(Data excerpts)

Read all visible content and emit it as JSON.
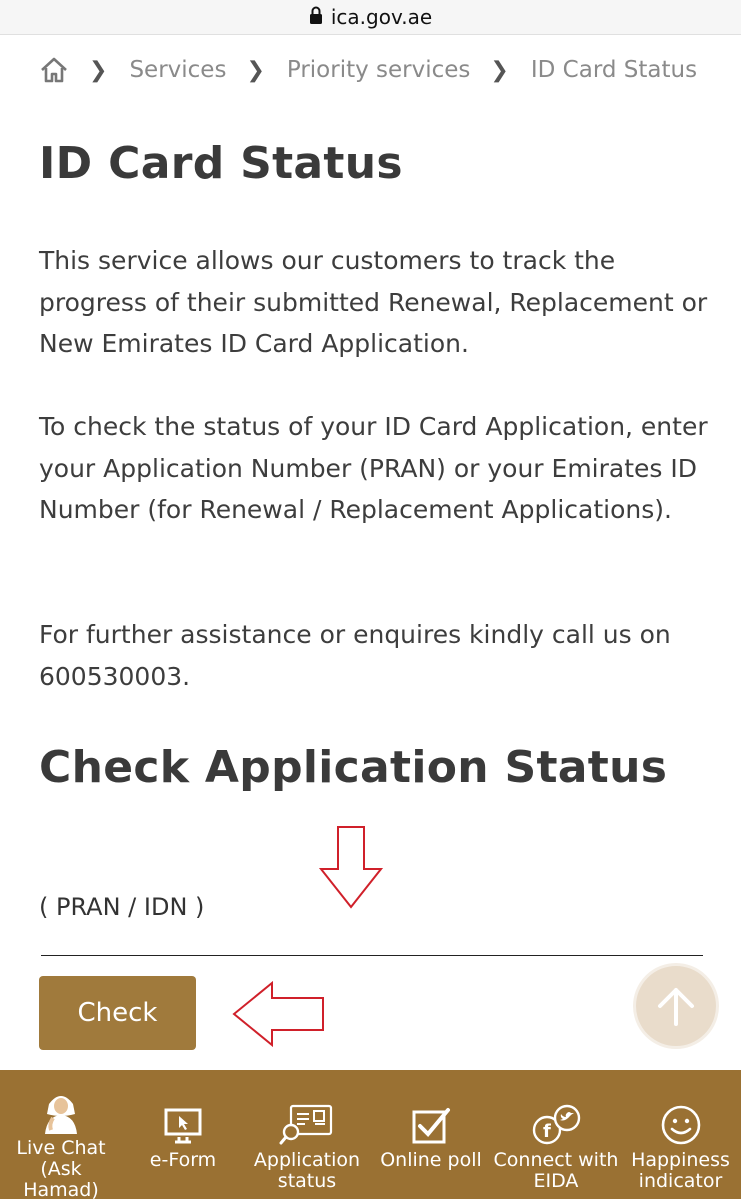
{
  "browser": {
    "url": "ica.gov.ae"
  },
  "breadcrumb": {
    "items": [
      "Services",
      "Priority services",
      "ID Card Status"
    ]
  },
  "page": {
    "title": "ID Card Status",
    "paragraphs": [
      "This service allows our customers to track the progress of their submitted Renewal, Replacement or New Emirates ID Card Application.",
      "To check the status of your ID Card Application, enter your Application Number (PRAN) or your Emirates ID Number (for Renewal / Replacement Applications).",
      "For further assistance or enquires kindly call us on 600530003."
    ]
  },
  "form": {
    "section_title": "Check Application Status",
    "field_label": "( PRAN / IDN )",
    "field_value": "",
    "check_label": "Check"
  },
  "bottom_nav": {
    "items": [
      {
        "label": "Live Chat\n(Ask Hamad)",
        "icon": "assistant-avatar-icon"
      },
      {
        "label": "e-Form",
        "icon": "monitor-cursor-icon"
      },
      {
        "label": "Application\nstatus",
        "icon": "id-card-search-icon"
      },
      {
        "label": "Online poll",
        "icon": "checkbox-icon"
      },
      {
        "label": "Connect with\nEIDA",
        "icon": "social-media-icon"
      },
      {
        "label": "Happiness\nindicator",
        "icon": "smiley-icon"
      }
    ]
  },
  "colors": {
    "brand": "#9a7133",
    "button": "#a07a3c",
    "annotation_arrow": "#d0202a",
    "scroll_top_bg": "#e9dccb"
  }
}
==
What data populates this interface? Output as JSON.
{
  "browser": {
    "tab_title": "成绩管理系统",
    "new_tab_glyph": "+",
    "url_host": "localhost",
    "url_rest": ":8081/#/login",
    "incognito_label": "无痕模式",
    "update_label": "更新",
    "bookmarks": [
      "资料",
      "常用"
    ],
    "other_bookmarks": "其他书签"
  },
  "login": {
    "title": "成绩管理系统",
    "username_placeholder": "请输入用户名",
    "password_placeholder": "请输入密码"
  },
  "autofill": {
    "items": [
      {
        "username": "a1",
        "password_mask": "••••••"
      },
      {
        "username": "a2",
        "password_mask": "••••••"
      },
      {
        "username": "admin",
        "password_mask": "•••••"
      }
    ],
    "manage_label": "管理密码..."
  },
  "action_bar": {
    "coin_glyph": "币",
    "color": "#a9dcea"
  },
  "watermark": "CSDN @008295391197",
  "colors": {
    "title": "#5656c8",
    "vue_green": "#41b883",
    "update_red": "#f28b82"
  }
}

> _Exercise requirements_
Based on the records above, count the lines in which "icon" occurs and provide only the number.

> _Task response_
6